The Philadelphia Foot Patrol Experiment, a randomized control trial conducted by Temple University, has shown that foot patrols reduce crime.[9] With the resources to patrol 60 locations, researchers identified the highest violent crime corners in the city, using data from 2006 to 2008. Police commanders designed 120 foot patrol areas around these corners, and stratified randomization was used to assign pairs of foot patrols with similar crime rates as either a comparison or a target area. Officers generally patrolled in pairs with two pairs assigned to each foot patrol. After three months, relative to the comparison areas, violent crime decreased 23%.

Official records of police activities during the intervention period reveal the following in the target areas:

An emerging trend within patrol is the supplement[clarification needed] of basic police patrol with that of private security agencies. The privatization of police is explored in James Pastor's book The Privatization of Police in America: An Analysis and Case Study.[10]

Law enforcement patrols don’t always just enforce the laws during the patrols. They also try and have community relations, will investigate traffic accidents and transport criminals. They will go to schools to talk about their jobs or about drugs and safe driving. In some large cities, the police chief will go around to meet and talk with business owners, residents or anyone in the city.[11]

Etymology[]

From French patrouiller from Old French patouiller (“to paddle, paw about, patrol”) from patte (“a paw”)

Non-law enforcement patrols[]

Schools[]

Some elementary schools use the term patrol to refer to students who are selected to monitor safety in the classroom or to those students who assist crossing guards with safety of children crossing busy streets. Another common term for this use of patrol is hall monitor.

Scouting[]

In Scouting, a patrol is six to eight Scouts (youth members) under the leadership of one of their number who is appointed Patrol Leader and supported by a Second or Assistant Patrol Leader. This is the basic unit of a Scout troop. The Patrol method is an essential characteristic of Scouting by which it differs from all other organizations, using the natural dynamics of the gang for an educational purpose.[12]

References[]

  1. ^ "The Kansas City Preventive Patrol Experiment | Police Foundation". www.policefoundation.org. Retrieved 2018-03-30. 
  2. ^ "The Kansas City Preventive Patrol Experiment | Police Foundation". www.policefoundation.org. Retrieved 2018-03-30. 
  3. ^ "The Kansas City Preventive Patrol Experiment | Police Foundation". www.policefoundation.org. Retrieved 2018-03-30. 
  4. ^ "The Kansas City Preventive Patrol Experiment | Police Foundation". www.policefoundation.org.
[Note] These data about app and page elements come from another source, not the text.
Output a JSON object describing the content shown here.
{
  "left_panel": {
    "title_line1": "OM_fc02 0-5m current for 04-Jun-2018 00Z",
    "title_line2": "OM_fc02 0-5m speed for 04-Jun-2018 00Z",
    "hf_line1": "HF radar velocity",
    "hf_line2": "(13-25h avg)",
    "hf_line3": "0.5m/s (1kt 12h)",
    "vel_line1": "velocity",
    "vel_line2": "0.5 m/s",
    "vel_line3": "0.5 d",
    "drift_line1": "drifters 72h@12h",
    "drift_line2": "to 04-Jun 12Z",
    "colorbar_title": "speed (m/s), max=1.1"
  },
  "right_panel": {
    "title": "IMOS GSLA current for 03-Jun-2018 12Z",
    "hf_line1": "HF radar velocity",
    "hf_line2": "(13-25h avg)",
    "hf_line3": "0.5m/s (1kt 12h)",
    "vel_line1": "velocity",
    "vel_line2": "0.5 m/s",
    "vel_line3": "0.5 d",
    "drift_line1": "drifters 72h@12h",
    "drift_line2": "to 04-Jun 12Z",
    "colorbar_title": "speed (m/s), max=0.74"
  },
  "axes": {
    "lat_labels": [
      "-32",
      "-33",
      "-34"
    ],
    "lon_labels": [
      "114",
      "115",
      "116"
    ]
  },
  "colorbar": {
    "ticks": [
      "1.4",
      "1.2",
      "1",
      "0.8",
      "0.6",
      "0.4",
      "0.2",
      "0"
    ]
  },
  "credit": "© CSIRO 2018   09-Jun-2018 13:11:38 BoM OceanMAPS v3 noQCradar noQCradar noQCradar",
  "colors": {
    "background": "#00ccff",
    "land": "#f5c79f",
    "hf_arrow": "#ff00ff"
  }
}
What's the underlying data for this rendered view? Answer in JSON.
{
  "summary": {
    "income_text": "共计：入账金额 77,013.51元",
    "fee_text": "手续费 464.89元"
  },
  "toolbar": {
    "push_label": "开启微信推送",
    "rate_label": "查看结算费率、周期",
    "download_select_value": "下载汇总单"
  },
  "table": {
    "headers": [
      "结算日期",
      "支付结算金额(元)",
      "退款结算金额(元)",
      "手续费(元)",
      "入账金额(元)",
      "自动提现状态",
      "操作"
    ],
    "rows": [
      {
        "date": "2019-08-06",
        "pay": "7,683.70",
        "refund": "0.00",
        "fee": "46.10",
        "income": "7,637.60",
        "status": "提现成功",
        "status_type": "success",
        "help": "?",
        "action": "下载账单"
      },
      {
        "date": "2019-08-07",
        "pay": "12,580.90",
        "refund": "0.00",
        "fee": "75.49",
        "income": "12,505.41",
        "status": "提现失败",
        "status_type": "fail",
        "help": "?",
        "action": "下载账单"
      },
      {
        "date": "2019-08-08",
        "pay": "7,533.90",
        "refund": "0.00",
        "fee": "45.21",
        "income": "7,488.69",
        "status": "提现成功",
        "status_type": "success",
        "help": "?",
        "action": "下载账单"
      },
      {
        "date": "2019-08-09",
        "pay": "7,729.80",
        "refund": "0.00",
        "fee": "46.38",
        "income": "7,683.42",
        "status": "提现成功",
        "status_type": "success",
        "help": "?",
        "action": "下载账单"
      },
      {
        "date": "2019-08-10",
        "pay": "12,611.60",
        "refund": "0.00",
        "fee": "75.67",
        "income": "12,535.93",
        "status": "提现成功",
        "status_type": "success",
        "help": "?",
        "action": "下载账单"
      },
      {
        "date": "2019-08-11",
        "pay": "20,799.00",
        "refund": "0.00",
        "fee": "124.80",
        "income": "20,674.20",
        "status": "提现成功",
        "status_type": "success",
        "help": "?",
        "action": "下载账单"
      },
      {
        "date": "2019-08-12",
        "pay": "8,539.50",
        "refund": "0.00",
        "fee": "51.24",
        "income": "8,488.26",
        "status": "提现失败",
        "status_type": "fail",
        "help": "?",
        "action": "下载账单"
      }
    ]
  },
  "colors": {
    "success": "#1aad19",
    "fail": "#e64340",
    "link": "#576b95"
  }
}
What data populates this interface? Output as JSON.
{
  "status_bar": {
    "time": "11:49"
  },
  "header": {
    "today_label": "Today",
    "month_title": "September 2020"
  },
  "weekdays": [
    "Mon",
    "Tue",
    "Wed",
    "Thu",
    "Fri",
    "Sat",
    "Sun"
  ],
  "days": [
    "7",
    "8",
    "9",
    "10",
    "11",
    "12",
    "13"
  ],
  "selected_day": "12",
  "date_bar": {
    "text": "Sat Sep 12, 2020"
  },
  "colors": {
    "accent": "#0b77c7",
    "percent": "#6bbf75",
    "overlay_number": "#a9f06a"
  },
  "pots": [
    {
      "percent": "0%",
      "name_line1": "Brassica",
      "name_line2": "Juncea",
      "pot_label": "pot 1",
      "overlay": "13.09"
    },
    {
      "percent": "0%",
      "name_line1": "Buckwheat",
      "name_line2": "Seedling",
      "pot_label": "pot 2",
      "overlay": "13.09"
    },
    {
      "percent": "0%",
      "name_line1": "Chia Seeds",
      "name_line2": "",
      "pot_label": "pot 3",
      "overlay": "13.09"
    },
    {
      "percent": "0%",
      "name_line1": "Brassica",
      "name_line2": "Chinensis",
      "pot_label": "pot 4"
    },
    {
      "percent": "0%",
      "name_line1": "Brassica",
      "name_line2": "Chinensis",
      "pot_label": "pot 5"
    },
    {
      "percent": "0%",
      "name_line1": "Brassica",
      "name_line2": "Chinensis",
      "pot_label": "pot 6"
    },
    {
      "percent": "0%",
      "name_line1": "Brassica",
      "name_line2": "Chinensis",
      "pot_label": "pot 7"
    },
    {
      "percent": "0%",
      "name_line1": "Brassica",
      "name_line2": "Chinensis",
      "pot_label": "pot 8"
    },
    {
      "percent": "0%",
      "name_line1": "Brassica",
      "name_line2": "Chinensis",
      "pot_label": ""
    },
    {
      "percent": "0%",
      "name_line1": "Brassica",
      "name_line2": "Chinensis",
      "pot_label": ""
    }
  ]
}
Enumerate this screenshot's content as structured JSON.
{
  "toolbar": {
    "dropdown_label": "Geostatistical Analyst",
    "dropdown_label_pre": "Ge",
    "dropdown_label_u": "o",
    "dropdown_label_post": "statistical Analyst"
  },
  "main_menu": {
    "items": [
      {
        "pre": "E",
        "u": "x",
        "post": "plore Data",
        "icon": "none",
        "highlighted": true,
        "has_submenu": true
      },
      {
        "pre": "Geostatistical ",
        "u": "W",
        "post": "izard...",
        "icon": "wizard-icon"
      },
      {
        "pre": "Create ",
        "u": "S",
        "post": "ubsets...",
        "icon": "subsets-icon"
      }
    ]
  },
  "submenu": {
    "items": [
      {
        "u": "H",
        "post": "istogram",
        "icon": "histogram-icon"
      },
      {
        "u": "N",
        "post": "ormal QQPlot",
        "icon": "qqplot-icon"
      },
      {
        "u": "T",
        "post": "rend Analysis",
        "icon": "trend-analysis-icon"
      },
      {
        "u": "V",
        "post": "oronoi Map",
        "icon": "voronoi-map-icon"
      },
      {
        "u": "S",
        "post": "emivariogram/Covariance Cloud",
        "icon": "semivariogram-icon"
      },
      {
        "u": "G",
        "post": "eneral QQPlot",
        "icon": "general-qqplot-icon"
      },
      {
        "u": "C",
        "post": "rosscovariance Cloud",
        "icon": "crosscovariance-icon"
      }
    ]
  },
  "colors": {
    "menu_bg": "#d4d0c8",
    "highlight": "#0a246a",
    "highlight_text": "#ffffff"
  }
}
Retrieved 2018-03-30. 
  5. ^ "The Kansas City Preventive Patrol Experiment | Police Foundation". www.policefoundation.org. Retrieved 2018-04-01. 
  6. ^ "Kansas City Preventive Patrol Experiment" (PDF). 
  7. ^ "Kansas City Preventive Patrol Experiment" (PDF). 
  8. ^ "The Kansas City Preventive Patrol Experiment | Police Foundation". www.policefoundation.org. Retrieved 2018-04-01. 
  9. ^ Public Health Law Research Archived 2011-06-18 at the Wayback Machine.
  10. ^ Pastor, James. The Privatization of Police in America: An Analysis and Case Study. McFarland & Company, 2003.
  11. ^ "Basic Police Patrol Duties". Retrieved 2018-04-01. 
  12. ^ Thurman, John (1950) The Patrol Leader's Handbook, The Boy Scouts Association, London (pp. 4-10)

External links[]